She became a different woman when she was up north. (That’s what the locals call it; when one goes to the lakes in Northern Michigan, one goes “up north.”) Along with flip-flops and waterproof sunblock, Cathy put on a new self when she was there and it looked good on her. Her slender frame seemed taller than the 5’6″ listed on her driver’s license. Her summer hair caught just enough of the sun’s magic to brighten with highlights. Her skin, fair and pink for nine months out of the year, grew deep brown, making her teeth piercingly white when she smiled. Being at the lake agreed with Cathy.

While she and I were still dating, I had to be dragged there. “Come to my parents’ cottage,” Cathy pleaded.

I wanted none of it. I was strictly concrete. I loved the city and was never going to be a “happy camper.” Roughing it for me was when room service stopped serving at midnight. Plus my only notion of a “cottage” came from the dreadful visits to Wisconsin where my dad had taken my three siblings and me in order to get a little outdoors in us.

“You’ll love it,” Cathy insisted.

“I will not love it,” I said, channeling Woody Allen. “Crappy fishing shanties and deerflies the size of Volvos …”

“It’s not like that,” she said. “Besides, we need a nice getaway.”

“Getaway has words like Hyatt in it. Spas and tee times. That’s a getaway! The only thing we’d be getting away from up north would be indoor plumbing and twentieth-century dentistry.”

Yet, as we all know, love makes you do the occasional foolish thing. So I packed a case of SPF 90 and a five-gallon canister of calamine lotion, and we drove north out of Chicago.

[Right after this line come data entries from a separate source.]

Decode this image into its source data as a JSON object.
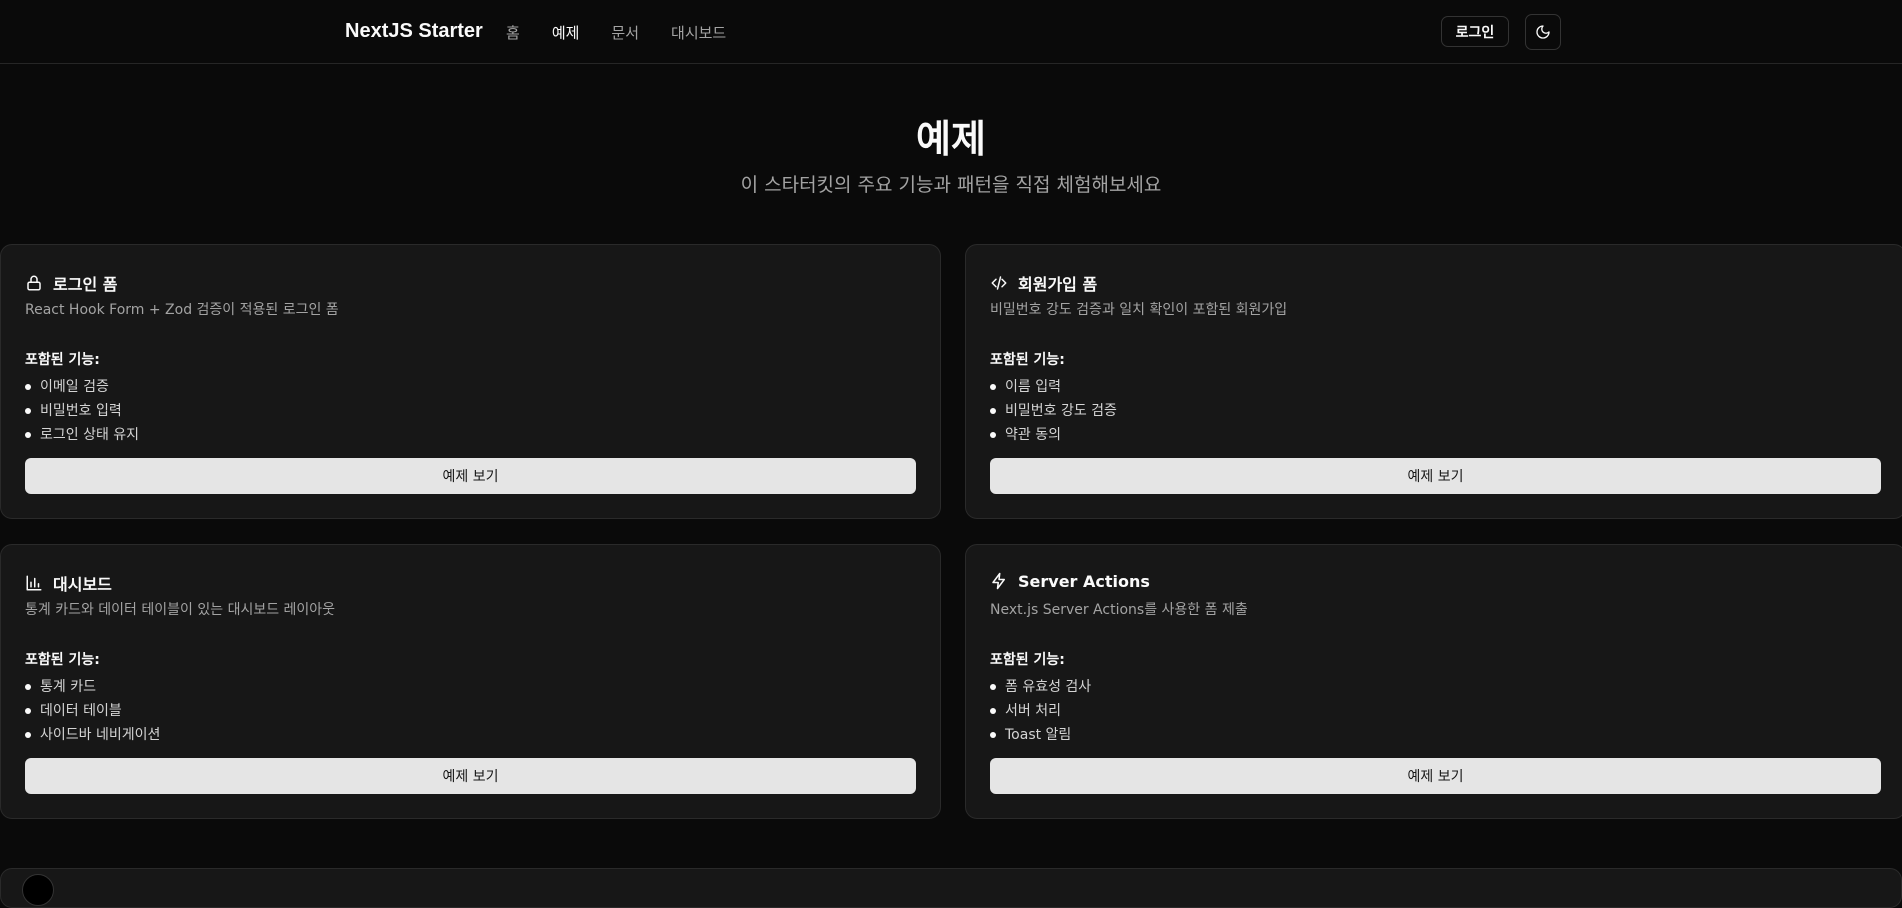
{
  "header": {
    "brand": "NextJS Starter",
    "nav": [
      {
        "label": "홈",
        "active": false
      },
      {
        "label": "예제",
        "active": true
      },
      {
        "label": "문서",
        "active": false
      },
      {
        "label": "대시보드",
        "active": false
      }
    ],
    "login_label": "로그인",
    "theme_icon": "moon-icon"
  },
  "hero": {
    "title": "예제",
    "subtitle": "이 스타터킷의 주요 기능과 패턴을 직접 체험해보세요"
  },
  "cards": [
    {
      "icon": "lock-icon",
      "title": "로그인 폼",
      "description": "React Hook Form + Zod 검증이 적용된 로그인 폼",
      "features_heading": "포함된 기능:",
      "features": [
        "이메일 검증",
        "비밀번호 입력",
        "로그인 상태 유지"
      ],
      "button": "예제 보기"
    },
    {
      "icon": "code-icon",
      "title": "회원가입 폼",
      "description": "비밀번호 강도 검증과 일치 확인이 포함된 회원가입",
      "features_heading": "포함된 기능:",
      "features": [
        "이름 입력",
        "비밀번호 강도 검증",
        "약관 동의"
      ],
      "button": "예제 보기"
    },
    {
      "icon": "bar-chart-icon",
      "title": "대시보드",
      "description": "통계 카드와 데이터 테이블이 있는 대시보드 레이아웃",
      "features_heading": "포함된 기능:",
      "features": [
        "통계 카드",
        "데이터 테이블",
        "사이드바 네비게이션"
      ],
      "button": "예제 보기"
    },
    {
      "icon": "zap-icon",
      "title": "Server Actions",
      "description": "Next.js Server Actions를 사용한 폼 제출",
      "features_heading": "포함된 기능:",
      "features": [
        "폼 유효성 검사",
        "서버 처리",
        "Toast 알림"
      ],
      "button": "예제 보기"
    }
  ]
}
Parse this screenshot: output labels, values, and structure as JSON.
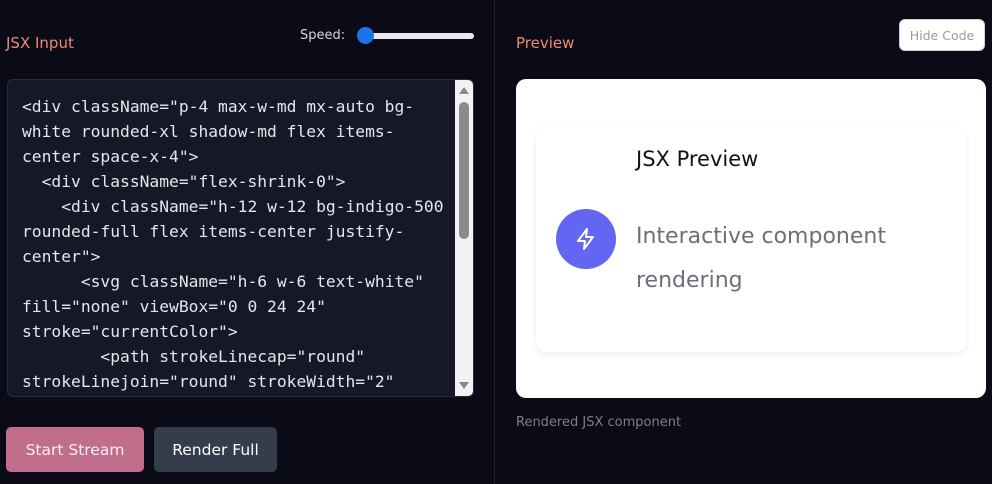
{
  "left": {
    "title": "JSX Input",
    "speed_label": "Speed:",
    "speed_value": 0.0,
    "code": "<div className=\"p-4 max-w-md mx-auto bg-white rounded-xl shadow-md flex items-center space-x-4\">\n  <div className=\"flex-shrink-0\">\n    <div className=\"h-12 w-12 bg-indigo-500 rounded-full flex items-center justify-center\">\n      <svg className=\"h-6 w-6 text-white\" fill=\"none\" viewBox=\"0 0 24 24\" stroke=\"currentColor\">\n        <path strokeLinecap=\"round\" strokeLinejoin=\"round\" strokeWidth=\"2\"",
    "buttons": {
      "start_stream": "Start Stream",
      "render_full": "Render Full"
    }
  },
  "right": {
    "title": "Preview",
    "hide_code": "Hide Code",
    "card": {
      "title": "JSX Preview",
      "description": "Interactive component rendering",
      "icon": "lightning-bolt-icon",
      "icon_color": "#6366f1"
    },
    "caption": "Rendered JSX component"
  },
  "colors": {
    "accent_title": "#f08a6e",
    "start_button": "#c06e8b",
    "render_button": "#353c4b",
    "slider": "#1a73e8"
  }
}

As soon as we arrived, all of my fears of outhouses and backwoods banjos were put to rest. It turned out that her parents’ “cottage” was actually a beautiful and well-appointed lake home with four bedrooms and two bathrooms. Being a top salesman in the furniture industry gave Larry Lutz not only access to the finer things but a taste for them as well. Their home was spotless, with a clean, contemporary style and a touch of up-north charm. The meticulous white walls remained free of any clutter, except for three large framed photographs that Larry himself had taken and hung prominently in the great room. They had more than one hundred feet of lakefront and all the water toys you could desire: ski boats and pontoon party boats, flotation devices of every kind, and even a SeaDoo to ride.

Nearby I discovered a golf course called The Secret—a fabulous little semi-private track carved out of the virgin pine forest that always seemed to have an opening on the first tee whenever I asked. The people there were great and the course not too difficult. I soon developed a love/hate relationship with the par-five eighth hole, which always taunted my ego into going for the green in two, though there was a well-placed pond in front. This diamond in the rough (all puns intended) was the deal maker for me with Mullett Lake. I began to look forward to going up north as much as Cathy.

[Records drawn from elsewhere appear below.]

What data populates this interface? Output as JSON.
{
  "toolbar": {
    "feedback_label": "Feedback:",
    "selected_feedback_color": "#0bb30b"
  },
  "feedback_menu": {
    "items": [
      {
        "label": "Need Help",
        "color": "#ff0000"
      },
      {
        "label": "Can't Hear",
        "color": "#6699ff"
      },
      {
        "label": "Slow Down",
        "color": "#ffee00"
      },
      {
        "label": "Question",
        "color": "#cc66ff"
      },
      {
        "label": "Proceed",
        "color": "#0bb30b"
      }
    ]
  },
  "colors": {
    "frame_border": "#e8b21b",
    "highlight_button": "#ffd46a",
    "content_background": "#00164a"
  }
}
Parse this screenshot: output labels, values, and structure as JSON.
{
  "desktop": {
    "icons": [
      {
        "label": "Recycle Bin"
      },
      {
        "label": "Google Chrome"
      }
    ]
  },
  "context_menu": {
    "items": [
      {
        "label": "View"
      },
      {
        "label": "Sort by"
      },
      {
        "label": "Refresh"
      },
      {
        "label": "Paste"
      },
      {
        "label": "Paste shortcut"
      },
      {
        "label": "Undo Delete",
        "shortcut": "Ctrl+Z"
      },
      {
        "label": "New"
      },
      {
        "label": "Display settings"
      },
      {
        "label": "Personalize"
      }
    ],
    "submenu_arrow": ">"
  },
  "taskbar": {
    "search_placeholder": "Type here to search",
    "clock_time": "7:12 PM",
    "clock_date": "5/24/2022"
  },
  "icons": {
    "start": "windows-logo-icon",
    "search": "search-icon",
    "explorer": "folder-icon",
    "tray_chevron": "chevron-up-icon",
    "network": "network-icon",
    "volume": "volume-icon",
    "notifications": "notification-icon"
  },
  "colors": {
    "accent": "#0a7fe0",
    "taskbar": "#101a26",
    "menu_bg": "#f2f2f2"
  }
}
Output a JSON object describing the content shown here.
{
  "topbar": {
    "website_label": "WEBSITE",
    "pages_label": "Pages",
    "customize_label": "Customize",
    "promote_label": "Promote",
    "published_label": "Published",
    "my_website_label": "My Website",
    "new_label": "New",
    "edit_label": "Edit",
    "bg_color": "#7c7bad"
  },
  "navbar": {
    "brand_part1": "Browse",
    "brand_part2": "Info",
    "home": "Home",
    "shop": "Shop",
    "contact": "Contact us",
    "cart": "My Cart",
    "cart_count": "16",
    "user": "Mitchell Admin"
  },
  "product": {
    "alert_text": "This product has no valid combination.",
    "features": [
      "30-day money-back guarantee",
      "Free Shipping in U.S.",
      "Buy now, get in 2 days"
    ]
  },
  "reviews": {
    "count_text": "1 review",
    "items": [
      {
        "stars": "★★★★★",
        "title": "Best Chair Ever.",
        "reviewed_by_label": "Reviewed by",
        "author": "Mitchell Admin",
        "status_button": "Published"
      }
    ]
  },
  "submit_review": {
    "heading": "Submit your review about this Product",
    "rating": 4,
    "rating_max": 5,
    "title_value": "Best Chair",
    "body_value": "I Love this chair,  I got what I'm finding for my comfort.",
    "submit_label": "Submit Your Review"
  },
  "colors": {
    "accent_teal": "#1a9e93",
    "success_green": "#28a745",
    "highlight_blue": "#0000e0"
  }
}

Eventually I mustered the courage (brains really) to ask her to marry me. As I waited for her at the altar on our wedding day, I looked around the church at the countless friends and family gathered. My dad caught my eye and smiled a wedding smile at me and then turned toward the back of the church. Just then Cathy appeared, glowing at the end of the aisle. Dad wheeled around and caught my eye again. This time, though, he appeared dazed by the vision he’d just seen. I understood. Cathy had that effect on people.

It was her smile that took me captive the day we met, and never once let me go. There was an authentic quality to her smile that made people stop and look; a basic human truth that seemed to emanate from deep within her and naturally find its way upward and out. Like the magma flow from Vesuvius, there was simply no stopping Cathy’s smile. It could freeze people where they stood and hold them there, sometimes forever.

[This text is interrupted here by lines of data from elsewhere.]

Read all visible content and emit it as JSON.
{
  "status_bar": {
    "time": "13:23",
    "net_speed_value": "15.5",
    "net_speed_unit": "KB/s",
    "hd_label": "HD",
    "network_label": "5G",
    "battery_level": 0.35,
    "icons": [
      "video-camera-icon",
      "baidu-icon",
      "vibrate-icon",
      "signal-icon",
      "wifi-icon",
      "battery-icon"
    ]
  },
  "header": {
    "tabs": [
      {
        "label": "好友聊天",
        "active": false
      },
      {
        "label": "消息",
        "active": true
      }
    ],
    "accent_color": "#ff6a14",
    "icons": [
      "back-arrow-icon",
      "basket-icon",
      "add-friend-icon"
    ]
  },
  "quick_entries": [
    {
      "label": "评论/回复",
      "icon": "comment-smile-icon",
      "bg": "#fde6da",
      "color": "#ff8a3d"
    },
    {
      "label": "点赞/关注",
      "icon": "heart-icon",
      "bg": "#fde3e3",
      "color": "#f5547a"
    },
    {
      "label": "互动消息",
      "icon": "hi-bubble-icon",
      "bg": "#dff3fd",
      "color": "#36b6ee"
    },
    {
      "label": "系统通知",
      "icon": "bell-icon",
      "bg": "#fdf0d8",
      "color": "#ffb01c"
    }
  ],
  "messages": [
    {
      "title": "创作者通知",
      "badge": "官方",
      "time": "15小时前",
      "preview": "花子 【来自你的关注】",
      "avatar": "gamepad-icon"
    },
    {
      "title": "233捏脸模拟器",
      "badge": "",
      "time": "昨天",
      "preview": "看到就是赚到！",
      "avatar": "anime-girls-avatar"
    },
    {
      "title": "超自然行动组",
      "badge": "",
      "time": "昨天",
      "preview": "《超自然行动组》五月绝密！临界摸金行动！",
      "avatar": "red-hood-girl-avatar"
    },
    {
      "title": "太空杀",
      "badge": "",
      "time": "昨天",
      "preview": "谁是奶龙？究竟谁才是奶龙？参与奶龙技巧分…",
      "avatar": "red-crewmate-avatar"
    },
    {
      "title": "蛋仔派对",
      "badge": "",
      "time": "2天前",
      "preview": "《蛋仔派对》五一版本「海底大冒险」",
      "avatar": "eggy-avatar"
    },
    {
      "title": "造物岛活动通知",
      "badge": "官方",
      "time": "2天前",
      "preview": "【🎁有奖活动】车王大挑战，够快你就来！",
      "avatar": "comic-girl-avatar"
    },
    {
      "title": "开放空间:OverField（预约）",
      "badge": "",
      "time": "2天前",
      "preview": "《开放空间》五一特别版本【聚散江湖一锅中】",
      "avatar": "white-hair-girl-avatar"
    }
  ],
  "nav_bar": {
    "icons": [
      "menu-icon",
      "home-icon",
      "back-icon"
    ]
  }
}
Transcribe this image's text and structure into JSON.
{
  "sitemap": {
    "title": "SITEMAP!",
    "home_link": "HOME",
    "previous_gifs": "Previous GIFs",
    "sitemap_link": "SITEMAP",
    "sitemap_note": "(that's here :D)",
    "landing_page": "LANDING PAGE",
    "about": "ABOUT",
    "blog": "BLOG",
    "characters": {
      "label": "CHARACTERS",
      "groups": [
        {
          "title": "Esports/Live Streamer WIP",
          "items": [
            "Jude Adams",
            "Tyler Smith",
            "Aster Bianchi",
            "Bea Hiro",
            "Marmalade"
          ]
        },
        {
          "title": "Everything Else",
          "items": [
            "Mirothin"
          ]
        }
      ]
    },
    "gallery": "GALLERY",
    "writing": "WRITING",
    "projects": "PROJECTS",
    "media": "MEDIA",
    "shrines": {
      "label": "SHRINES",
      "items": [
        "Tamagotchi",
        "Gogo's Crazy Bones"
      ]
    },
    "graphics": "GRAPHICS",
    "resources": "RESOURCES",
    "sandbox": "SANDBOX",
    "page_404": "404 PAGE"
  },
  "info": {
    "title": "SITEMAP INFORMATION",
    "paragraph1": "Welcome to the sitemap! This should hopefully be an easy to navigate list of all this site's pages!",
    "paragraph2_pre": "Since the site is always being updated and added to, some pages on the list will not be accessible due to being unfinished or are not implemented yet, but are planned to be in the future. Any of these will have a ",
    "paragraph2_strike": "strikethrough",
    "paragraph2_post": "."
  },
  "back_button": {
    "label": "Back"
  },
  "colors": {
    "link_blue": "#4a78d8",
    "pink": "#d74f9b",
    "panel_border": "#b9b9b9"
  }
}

That’s what happened to me anyway.


Additional excerpts will be posted throughout the next several weeks. Please check back often or subscribe to this blog using the RSS Feed at the top of the page.